I was sorting through all my animal and environment-related files recently and I came across a cluster of saved correspondence from readers of my &“Animal Doctor” newspaper column, syndicated across North America, who say, felt and otherwise experienced the physical presence of a deceased animal companion. I was surprised and impressed by the number of readers,(whose input about their animals I have appreciated for some 40 years and more!) who affirmed that there are other dimensions to the various and separate realities we create with our culturally shaped and conditioned states of mind.
One of the most vivid accounts (included in my book Cat Body, Cat Mind) was from a couple who both saw their deceased cat enter their living room in a halo of light after previously filling the artists’ studio with an indescribably sublime fragrance. I have had personal accounts of people dying and giving off that kind of fragrance; and even a major newspaper reporter seeing the ephemeral shape of his beloved dog arise from his canine companion during the chemical-injection initiated euthanasia process.
How are these kinds of visionary experiences properly interpreted? Are they hallucinations, self-comforting imaginative creations, conditioned associative memories awakened by grief and remorse, or glimpses of the quantum field of love (which I term the empathosphere) and life after life? I envision this as part of the boundless connectivity of a creative life-force from which the code of life, genetically and ethically manifested in our consciousness, we express as the light of compassionate action, loving kindness (maitri) and obedience to the Golden Rule.
Sometimes a camera will catch the images which our rational minds of such experiences would deny: Like the rainbow that appeared when a Tibetan monk was blessing some deer in a park in Japan.

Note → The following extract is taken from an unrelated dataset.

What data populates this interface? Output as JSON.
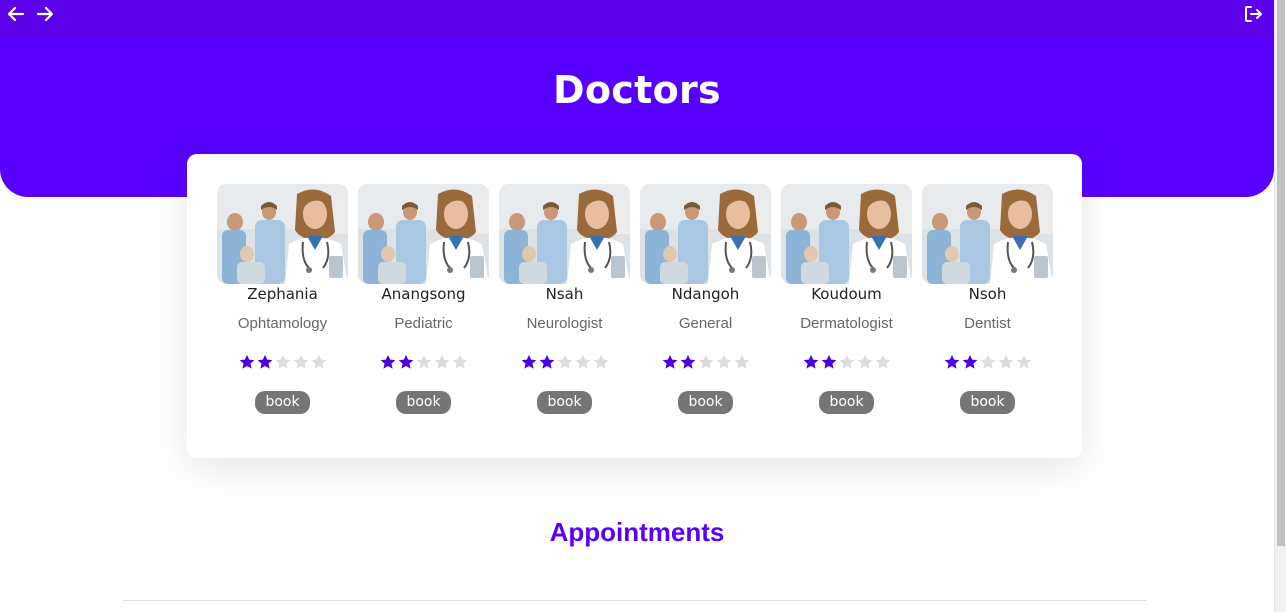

My rendition of a vision that I experienced in the ancient St Oran&’s Chapel close to the abbey on the Isle of Iona on the west coast of Scotland invokes a sense of the numinous for some, an affirmation that this world is but one reality of which there are many dimensions, including the manifestations of our loved ones, human and non-human, after their mortal existence has come to its end. So soon will ours.
These kinds of phenomena, and the visionary experiences described over the ages by people of various religious traditions and beliefs as well as secular non-believers who have had transcendental, metaphysical/spiritual experiences in times of grief and other emotional crises, during prayer and meditation, or ecstatic communion, often in Nature beside a waterfall, ancient tree or upon seeing a wild creature—integral and culturally accepted elements of the Vision Quest of Native Americans, —cannot be denied: Except perhaps by the instrumental rationalism of the dominant culture of materialism/mammonism that is destroying the Soul of the Earth and all our sacred connections to the life and beauty within us and around us.
I would appreciate responses from readers after viewing the two images posted below (email me at email@example.com). I feel that these metaphysical/mystical dimensions are significant in these difficult times of escalating religious and political conflict, ecological desecration and suffering, not as an escape but as an affirmation that we are part of one stupendous whole and that there is a deeper, spiritual dimension to all our lives which we must not abandon and become extinct by losing our humanity, or succumb to chauvinism and materialism, and instead evolve spiritually and ethically as a more empathic and enlightened species.
July 26, 1985 Nara Park, Japan, Ven. K.C. Ayang Rinpoche blessing the deer
Vision on the Isle of Iona in St Oran’s Chapel, July 1958